“These consultations will inform a final decision expected in January 2023 after considering input from all affected parties. While this process is underway, DFO will not reissue licences for Atlantic Salmon facilities in this area.”

SeaWestNews has been informed by a DFO source that Minister Murray wants more time to look at the emerging and new scientific data on the impact of salmon farms in the Discovery Islands, which have been operating in the area for over three decades with little impact on migrating wild stocks according to the   Canadian Science Advisory Secretariat   (CSAS).

“Until such time, she will work around the court order to set aside the decision and not allow restocking of the fish farms in the Discovery Islands…it will be done with the cooperation of the industry,” confirmed the DFO source.

The Canadian Aquaculture Industry Alliance (CAIA) and the BC Salmon Farmers Association (BCSFA) said that the decision to renew the licenses of the 79 salmon farms in British Columbia and establish a process for the salmon farms in the Discovery Islands is good for Canadians.

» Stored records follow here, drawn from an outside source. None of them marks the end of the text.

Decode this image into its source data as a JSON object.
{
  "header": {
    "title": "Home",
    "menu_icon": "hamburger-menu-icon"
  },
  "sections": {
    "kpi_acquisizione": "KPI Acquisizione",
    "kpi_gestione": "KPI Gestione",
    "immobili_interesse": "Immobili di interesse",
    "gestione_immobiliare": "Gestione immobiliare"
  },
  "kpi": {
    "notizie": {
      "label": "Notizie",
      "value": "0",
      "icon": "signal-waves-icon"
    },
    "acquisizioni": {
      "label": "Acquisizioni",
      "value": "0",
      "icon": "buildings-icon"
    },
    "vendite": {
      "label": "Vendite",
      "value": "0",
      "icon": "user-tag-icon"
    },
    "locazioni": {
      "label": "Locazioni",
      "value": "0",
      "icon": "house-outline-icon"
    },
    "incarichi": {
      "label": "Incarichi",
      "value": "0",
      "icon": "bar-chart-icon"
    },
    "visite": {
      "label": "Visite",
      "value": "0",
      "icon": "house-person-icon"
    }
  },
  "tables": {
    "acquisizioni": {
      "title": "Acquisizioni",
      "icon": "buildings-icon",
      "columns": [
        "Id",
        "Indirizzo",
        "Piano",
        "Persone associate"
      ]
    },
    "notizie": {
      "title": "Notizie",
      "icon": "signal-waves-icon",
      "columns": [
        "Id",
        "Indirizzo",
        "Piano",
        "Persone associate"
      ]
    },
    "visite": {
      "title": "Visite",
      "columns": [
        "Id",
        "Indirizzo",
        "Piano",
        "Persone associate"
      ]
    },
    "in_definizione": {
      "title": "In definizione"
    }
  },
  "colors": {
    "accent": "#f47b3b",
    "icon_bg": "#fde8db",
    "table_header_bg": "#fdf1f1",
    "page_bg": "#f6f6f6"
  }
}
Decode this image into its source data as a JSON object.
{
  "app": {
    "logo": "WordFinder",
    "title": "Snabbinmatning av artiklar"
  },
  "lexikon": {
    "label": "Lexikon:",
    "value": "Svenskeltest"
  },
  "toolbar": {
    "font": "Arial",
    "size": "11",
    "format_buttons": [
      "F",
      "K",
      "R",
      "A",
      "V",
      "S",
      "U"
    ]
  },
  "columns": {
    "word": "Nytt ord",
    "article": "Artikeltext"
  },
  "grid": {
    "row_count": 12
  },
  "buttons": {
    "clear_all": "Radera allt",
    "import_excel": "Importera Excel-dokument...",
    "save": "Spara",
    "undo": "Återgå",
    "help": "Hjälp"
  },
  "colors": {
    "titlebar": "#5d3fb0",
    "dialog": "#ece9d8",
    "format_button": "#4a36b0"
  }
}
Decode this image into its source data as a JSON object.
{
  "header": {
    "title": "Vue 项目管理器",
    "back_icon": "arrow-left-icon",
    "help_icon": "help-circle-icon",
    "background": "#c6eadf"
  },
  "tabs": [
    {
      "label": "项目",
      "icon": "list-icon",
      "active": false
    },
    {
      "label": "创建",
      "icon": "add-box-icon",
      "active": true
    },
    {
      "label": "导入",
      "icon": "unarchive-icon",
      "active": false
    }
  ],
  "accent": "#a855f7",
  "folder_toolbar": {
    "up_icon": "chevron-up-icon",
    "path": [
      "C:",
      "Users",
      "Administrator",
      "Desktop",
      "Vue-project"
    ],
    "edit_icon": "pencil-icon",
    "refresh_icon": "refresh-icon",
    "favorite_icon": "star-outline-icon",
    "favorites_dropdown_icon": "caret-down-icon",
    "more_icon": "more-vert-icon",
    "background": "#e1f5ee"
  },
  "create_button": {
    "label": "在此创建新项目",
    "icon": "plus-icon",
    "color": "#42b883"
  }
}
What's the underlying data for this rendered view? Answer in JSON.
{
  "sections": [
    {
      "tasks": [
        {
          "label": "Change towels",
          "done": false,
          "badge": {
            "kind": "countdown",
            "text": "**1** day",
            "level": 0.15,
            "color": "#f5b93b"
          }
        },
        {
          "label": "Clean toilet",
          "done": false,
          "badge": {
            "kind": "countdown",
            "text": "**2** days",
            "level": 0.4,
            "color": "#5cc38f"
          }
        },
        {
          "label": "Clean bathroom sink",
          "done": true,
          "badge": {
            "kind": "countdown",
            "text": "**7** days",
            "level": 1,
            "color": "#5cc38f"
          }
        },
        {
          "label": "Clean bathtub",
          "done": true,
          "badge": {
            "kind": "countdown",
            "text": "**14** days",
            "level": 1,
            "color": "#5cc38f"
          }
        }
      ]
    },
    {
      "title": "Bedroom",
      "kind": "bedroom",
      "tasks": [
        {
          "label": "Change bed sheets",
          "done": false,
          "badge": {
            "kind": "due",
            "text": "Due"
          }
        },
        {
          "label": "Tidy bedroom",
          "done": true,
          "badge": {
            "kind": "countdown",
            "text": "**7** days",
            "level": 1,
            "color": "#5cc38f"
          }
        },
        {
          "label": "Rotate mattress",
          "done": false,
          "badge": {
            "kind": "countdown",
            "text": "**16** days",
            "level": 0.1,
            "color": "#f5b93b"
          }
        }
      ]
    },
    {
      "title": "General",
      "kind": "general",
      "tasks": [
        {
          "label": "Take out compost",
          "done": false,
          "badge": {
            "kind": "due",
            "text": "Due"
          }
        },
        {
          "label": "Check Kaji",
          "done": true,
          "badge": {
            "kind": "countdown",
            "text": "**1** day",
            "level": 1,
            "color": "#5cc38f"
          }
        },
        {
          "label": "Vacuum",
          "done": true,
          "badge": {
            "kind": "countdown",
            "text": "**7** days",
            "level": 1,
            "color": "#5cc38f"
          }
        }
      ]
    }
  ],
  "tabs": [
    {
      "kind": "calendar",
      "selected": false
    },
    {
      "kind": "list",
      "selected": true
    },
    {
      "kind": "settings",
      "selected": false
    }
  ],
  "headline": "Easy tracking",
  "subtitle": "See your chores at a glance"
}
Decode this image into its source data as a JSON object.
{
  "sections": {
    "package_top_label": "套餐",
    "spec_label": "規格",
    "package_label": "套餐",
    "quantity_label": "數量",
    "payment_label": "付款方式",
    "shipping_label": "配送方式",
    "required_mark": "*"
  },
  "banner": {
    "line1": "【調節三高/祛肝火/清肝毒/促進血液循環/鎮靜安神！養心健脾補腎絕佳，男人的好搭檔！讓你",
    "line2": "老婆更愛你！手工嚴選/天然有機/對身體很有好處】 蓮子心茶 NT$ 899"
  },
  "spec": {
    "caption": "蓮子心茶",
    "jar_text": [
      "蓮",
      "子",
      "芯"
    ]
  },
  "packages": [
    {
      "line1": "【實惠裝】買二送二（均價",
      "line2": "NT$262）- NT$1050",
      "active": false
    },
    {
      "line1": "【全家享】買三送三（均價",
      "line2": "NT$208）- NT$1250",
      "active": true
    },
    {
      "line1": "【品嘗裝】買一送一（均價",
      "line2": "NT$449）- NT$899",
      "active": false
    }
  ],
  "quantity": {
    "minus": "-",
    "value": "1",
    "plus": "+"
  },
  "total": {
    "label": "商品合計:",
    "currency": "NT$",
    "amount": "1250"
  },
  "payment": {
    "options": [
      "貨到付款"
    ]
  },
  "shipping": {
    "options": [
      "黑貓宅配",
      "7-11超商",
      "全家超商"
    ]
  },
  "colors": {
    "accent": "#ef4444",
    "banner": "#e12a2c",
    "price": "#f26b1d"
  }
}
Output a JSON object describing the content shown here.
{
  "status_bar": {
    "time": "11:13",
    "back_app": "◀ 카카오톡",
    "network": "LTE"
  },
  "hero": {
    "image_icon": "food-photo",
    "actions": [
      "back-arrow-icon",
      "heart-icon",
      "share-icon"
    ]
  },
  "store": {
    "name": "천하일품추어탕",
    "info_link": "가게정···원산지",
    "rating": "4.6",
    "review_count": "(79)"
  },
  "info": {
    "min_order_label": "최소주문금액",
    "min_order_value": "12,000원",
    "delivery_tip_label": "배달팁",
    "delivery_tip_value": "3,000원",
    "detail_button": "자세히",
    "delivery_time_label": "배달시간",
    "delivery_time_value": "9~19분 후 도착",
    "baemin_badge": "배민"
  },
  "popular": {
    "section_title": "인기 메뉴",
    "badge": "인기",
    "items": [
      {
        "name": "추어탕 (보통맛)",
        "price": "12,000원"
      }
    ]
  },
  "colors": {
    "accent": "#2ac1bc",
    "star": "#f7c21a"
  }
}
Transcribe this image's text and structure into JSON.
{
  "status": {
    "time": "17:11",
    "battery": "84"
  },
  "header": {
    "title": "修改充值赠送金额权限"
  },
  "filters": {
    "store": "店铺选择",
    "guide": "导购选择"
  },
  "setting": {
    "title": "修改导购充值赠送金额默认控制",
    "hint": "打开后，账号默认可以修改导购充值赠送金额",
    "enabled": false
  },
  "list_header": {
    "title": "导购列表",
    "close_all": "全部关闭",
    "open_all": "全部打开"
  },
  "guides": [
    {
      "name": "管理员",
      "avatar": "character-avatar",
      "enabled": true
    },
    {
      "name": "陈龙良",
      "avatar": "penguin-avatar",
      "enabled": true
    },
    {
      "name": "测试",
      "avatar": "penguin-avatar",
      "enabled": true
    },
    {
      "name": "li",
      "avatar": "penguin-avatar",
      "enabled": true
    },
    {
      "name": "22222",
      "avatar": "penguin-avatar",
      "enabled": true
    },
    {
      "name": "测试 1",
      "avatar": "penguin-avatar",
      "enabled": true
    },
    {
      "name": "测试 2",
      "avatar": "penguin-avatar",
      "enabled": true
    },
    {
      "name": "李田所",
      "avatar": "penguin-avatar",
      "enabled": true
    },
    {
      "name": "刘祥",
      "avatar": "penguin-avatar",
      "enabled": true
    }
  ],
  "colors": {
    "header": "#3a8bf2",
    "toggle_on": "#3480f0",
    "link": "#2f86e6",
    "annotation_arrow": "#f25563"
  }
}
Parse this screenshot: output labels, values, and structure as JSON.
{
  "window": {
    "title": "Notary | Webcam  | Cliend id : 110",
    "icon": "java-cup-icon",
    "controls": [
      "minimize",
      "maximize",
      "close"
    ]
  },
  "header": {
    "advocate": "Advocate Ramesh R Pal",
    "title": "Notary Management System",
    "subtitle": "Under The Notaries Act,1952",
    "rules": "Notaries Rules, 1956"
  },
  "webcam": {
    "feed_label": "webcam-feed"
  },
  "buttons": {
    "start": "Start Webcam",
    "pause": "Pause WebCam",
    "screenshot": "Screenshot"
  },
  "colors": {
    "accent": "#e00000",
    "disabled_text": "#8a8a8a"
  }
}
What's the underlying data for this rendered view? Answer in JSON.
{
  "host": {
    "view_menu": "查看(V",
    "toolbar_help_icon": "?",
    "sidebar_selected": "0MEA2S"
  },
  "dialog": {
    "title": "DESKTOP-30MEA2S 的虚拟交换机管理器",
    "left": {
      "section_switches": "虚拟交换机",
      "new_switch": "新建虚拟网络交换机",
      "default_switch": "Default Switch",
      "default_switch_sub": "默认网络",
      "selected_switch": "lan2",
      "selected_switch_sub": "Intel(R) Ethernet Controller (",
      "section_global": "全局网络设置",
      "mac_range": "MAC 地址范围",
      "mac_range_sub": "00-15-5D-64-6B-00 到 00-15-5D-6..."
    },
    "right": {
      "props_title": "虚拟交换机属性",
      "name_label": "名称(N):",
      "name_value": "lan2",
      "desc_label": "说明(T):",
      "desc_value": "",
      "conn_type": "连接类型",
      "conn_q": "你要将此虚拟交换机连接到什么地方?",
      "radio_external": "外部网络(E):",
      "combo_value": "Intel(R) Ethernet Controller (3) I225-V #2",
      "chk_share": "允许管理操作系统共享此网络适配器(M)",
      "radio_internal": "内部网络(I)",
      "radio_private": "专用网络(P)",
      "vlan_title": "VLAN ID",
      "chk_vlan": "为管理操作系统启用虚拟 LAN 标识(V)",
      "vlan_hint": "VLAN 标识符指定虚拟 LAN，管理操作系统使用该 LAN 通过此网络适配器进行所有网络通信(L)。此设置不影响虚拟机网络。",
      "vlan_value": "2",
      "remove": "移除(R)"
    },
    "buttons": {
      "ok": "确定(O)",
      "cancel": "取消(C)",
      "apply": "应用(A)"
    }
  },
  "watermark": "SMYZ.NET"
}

“The government’s own science evaluation process, and multiple independent peer-reviewed science processes, have concluded that salmon farms have minimal effect on wild fish abundance and that farmed and wild salmon can and do co-exist in the Pacific Ocean,” the associations said in a joint statement.

“This announcement will give us the opportunity to work with all levels of government, including First Nations, to secure a future that will benefit Indigenous and non-Indigenous coastal communities, meet the global demand for healthy, affordable seafood, and support the continuation in protection and restoration of wild Pacific salmon,” said Ruth Salmon, Interim Executive Director of the BC Salmon Farmers Association.

“While we are encouraged that the licences have been renewed, we genuinely needed a six-year license term that reflected our production cycle,” said Timothy Kennedy, President, and CEO of the Canadian Aquaculture Industry Alliance (CAIA).

“Longer license terms would have provided the confidence to further invest in innovation and technology, leading to continued operational and sustainable improvements, job creation for coastal communities, and greater food security,” he said.

“Today’s decision is an important validation of peer-reviewed science and procedural fairness. We will work with governments and partners to create long-term value to contribute to Canada’s Blue Economy and secure home-grown fresh food supply,” added Kennedy.

A source within the media and government relations group employed by the anti-fish lobby, said the decision is “a hard pill to swallow for the group”

“They had banked on the licences not being renewed and spent tens of thousands of dollars on the social media campaigns, despite our advice…internally they see it as a betrayal by the Liberals, but they will regroup,” she said.

The anti-open net fish farms activist groups in a statement said, “this decision does little to protect wild salmon outside the Discovery Islands over the next two years. Wild salmon runs remain at risk until the last salmon farm comes out of the ocean.”

(Facebook image of Fisheries Minister Joyce Murray on a call with her Norwegian counterparts)